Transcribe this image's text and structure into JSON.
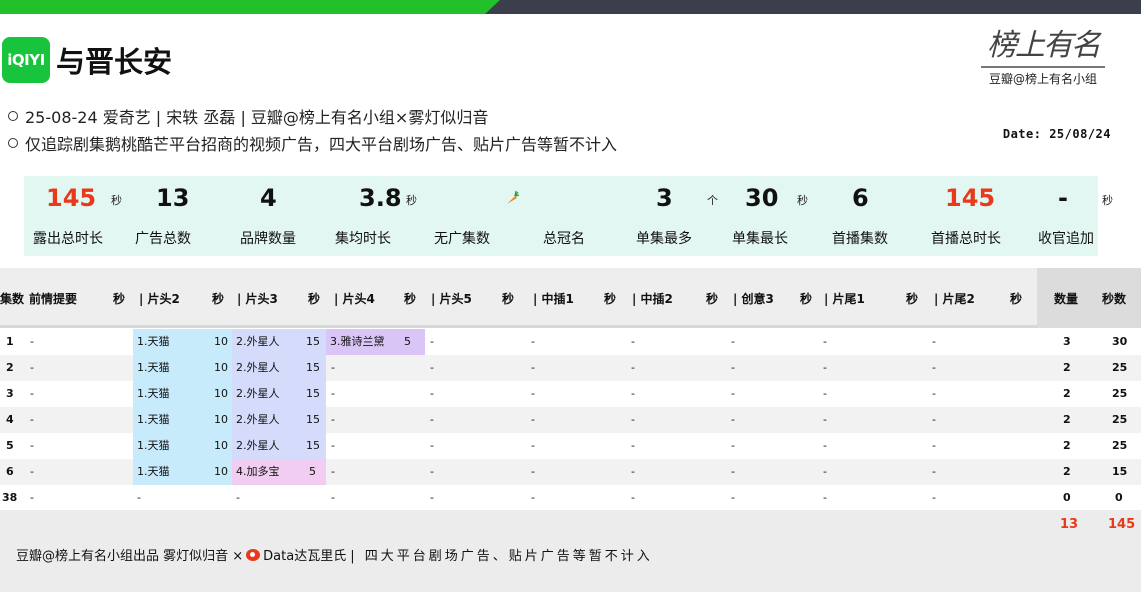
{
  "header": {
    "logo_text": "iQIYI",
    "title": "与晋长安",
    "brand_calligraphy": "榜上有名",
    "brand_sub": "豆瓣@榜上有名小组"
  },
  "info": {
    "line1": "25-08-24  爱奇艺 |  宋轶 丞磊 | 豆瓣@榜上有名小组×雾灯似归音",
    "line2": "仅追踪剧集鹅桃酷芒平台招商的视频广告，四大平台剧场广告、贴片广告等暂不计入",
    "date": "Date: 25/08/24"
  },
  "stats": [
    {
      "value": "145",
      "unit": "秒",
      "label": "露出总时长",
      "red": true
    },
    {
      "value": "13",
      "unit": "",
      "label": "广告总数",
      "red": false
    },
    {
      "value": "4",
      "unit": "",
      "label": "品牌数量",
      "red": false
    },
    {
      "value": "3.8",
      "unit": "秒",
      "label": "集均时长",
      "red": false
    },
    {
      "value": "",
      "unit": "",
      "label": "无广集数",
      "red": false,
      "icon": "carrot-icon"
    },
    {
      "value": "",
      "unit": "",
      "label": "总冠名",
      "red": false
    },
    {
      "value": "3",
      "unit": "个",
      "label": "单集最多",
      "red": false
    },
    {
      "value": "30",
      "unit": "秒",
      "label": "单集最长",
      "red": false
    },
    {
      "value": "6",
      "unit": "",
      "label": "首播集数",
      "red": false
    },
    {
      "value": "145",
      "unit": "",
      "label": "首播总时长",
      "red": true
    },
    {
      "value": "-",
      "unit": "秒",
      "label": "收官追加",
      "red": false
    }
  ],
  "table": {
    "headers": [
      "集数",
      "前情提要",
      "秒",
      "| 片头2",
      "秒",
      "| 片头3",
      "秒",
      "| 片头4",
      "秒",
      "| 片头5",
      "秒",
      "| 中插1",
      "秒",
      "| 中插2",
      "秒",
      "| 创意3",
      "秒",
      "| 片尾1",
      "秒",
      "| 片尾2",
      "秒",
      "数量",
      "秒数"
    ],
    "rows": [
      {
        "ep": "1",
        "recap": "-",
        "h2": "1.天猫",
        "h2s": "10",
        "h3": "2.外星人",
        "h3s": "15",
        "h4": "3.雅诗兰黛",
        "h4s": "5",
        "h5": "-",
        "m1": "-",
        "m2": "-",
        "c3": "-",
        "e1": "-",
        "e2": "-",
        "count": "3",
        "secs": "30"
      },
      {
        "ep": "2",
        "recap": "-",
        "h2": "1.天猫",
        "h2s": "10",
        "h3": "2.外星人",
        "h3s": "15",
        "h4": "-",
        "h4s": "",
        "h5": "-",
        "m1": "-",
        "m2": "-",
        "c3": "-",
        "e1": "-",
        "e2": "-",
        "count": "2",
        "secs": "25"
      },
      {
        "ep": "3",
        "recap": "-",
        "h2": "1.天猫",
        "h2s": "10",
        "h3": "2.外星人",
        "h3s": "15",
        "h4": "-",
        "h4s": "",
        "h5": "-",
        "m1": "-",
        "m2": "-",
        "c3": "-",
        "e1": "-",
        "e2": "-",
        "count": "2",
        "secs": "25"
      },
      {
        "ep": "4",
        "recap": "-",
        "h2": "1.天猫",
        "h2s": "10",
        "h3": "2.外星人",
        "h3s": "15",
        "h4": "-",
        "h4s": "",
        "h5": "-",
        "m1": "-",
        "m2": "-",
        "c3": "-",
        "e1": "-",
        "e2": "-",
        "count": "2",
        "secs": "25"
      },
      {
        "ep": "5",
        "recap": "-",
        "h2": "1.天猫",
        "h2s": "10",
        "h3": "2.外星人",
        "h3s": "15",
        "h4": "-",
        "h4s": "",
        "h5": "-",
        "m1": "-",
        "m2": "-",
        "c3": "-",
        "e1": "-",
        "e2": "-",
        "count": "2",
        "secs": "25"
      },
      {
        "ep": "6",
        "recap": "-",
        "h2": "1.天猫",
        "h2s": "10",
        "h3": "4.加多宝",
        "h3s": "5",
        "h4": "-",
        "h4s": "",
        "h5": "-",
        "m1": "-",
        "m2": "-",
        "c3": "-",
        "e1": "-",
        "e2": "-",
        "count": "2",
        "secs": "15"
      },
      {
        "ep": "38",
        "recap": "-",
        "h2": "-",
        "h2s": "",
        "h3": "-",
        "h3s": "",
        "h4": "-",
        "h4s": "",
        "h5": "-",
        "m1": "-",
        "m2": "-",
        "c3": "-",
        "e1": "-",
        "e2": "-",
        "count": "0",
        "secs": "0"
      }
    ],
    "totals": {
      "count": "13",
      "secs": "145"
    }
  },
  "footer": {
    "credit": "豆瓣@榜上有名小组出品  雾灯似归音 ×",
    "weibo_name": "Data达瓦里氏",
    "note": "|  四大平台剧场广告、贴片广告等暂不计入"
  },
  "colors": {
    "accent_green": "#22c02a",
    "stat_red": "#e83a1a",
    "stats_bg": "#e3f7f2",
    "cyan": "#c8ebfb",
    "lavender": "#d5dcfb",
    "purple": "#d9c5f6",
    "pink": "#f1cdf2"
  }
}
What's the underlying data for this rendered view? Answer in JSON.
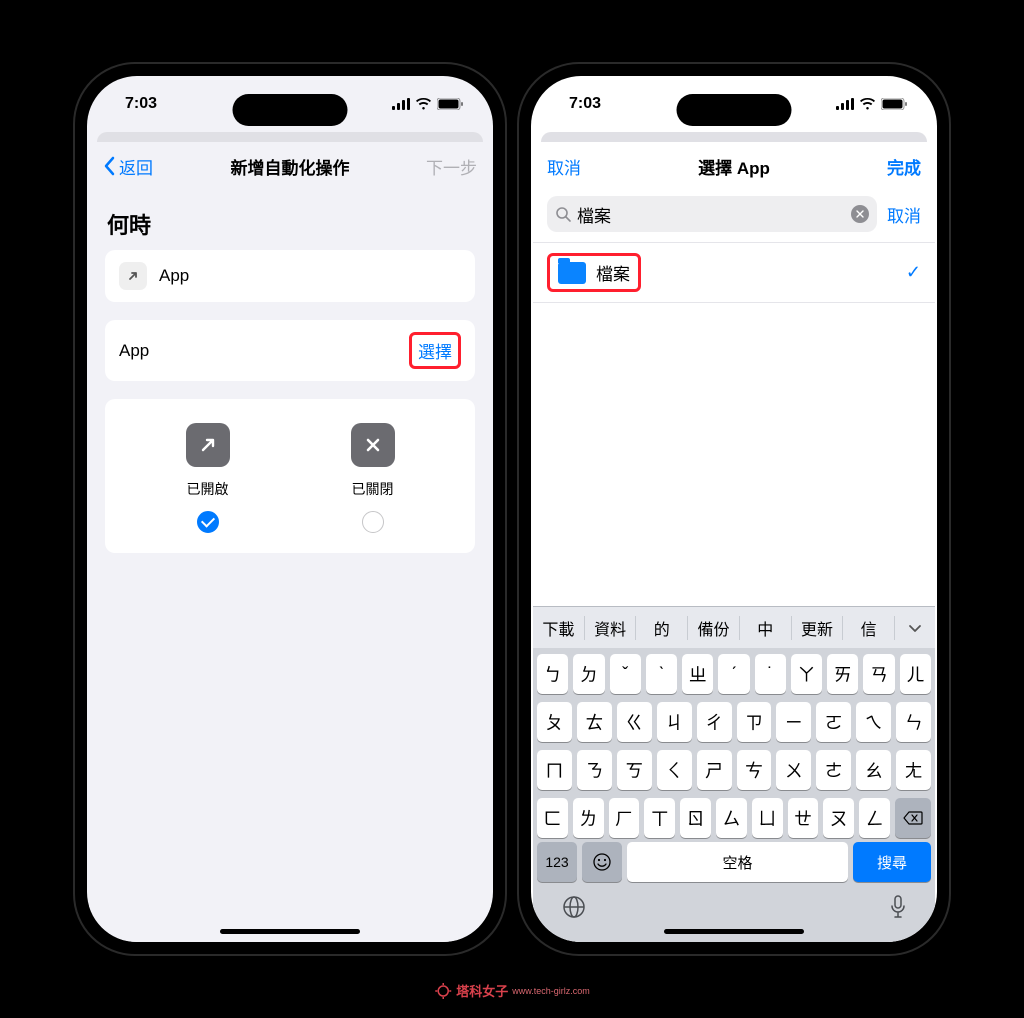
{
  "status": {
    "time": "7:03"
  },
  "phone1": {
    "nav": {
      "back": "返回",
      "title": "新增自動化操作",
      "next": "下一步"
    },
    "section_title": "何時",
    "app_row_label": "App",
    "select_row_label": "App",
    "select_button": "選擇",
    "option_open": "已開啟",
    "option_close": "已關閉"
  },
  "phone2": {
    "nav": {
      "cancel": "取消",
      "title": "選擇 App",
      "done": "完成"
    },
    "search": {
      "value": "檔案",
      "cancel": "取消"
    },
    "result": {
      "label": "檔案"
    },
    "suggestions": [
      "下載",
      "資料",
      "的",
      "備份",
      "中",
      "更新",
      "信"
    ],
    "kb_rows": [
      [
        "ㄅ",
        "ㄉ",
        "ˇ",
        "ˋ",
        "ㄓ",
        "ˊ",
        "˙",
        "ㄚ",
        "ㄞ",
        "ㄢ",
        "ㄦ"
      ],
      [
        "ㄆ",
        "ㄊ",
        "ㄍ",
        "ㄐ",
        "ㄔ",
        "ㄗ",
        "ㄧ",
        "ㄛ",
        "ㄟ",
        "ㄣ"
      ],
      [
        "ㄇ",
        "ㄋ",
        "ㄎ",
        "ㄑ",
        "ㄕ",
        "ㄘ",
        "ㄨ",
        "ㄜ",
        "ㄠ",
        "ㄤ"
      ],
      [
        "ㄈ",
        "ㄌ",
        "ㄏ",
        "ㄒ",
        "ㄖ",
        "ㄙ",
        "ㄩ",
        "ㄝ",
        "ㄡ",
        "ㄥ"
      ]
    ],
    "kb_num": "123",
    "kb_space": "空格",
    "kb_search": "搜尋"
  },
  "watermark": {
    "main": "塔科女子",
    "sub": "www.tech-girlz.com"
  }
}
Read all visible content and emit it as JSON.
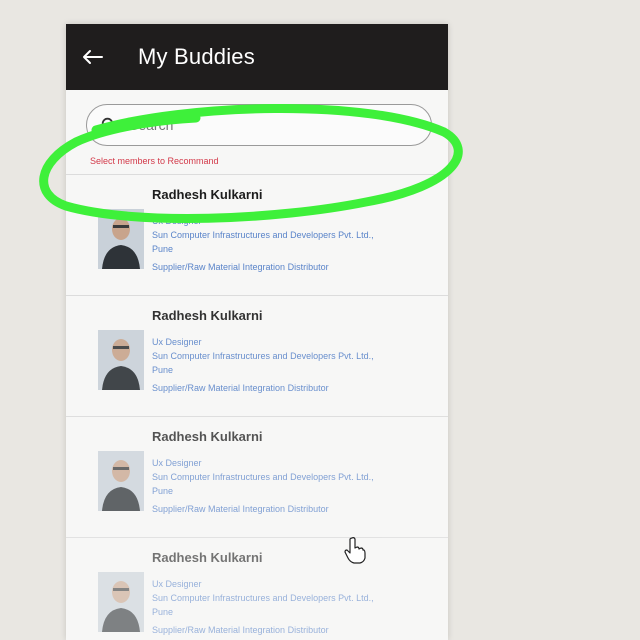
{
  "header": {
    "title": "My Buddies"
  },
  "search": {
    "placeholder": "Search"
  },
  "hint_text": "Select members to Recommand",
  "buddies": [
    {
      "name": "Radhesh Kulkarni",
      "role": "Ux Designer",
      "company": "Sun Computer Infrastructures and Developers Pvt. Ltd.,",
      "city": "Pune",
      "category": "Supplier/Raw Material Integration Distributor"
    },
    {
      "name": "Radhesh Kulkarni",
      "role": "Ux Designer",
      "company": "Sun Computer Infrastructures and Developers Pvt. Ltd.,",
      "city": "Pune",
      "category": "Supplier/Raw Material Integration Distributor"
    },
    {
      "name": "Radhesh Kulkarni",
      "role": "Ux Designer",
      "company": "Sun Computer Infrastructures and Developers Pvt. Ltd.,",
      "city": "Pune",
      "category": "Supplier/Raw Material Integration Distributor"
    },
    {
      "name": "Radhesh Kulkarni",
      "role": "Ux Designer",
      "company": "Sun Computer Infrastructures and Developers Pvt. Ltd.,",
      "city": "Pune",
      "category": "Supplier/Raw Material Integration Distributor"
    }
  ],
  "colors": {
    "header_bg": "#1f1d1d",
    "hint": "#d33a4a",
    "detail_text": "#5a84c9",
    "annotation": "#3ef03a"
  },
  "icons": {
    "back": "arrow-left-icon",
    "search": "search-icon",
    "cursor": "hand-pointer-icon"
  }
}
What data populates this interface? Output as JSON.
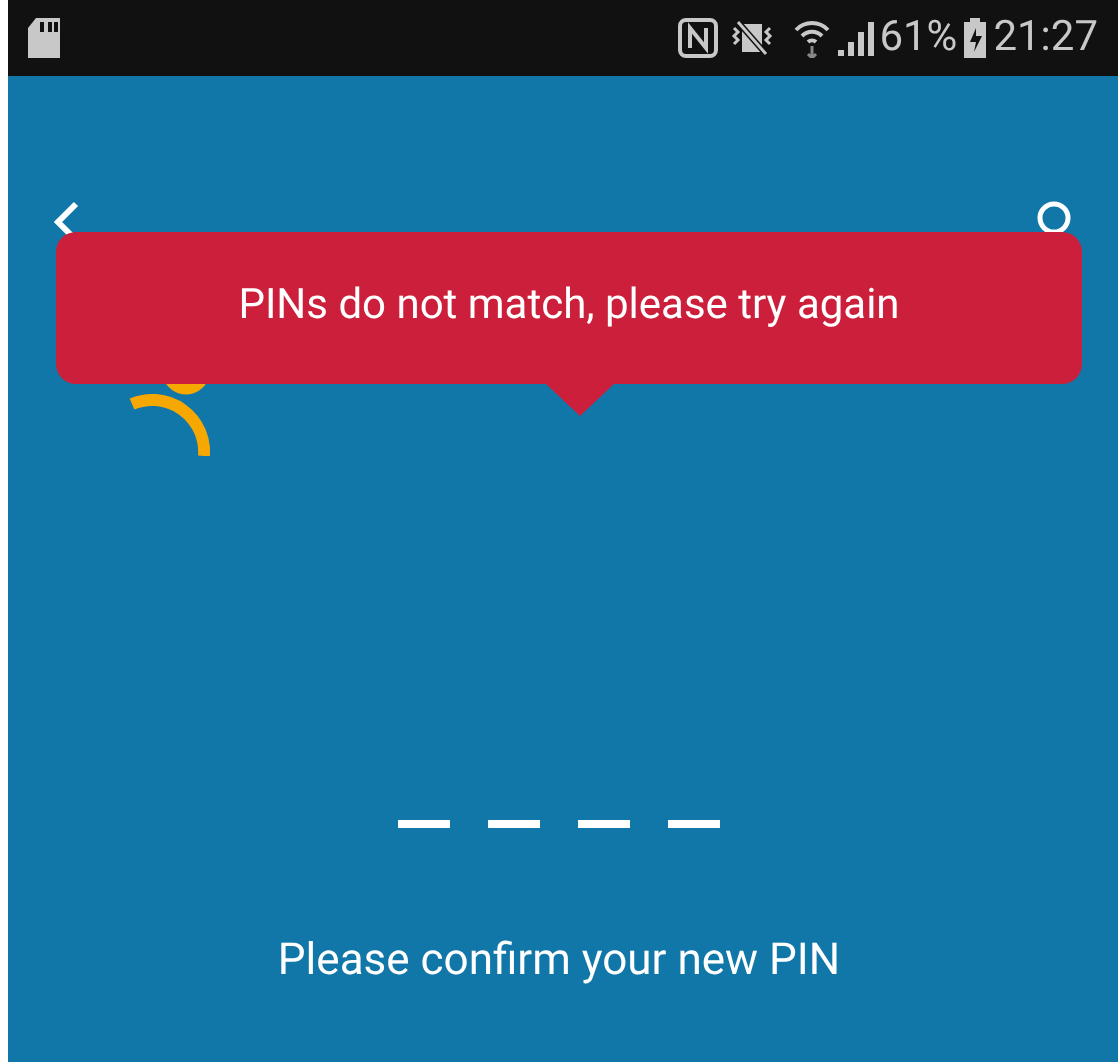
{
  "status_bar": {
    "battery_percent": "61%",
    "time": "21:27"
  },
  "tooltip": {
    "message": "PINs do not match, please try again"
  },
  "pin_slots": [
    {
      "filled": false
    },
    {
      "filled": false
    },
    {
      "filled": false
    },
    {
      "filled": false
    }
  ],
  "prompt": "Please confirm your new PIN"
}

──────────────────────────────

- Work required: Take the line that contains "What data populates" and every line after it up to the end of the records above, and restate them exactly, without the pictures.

- Reply to the task:
What data populates this interface? Output as JSON.
{
  "status_bar": {
    "battery_percent": "61%",
    "time": "21:27"
  },
  "tooltip": {
    "message": "PINs do not match, please try again"
  },
  "pin_slots": [
    {
      "filled": false
    },
    {
      "filled": false
    },
    {
      "filled": false
    },
    {
      "filled": false
    }
  ],
  "prompt": "Please confirm your new PIN"
}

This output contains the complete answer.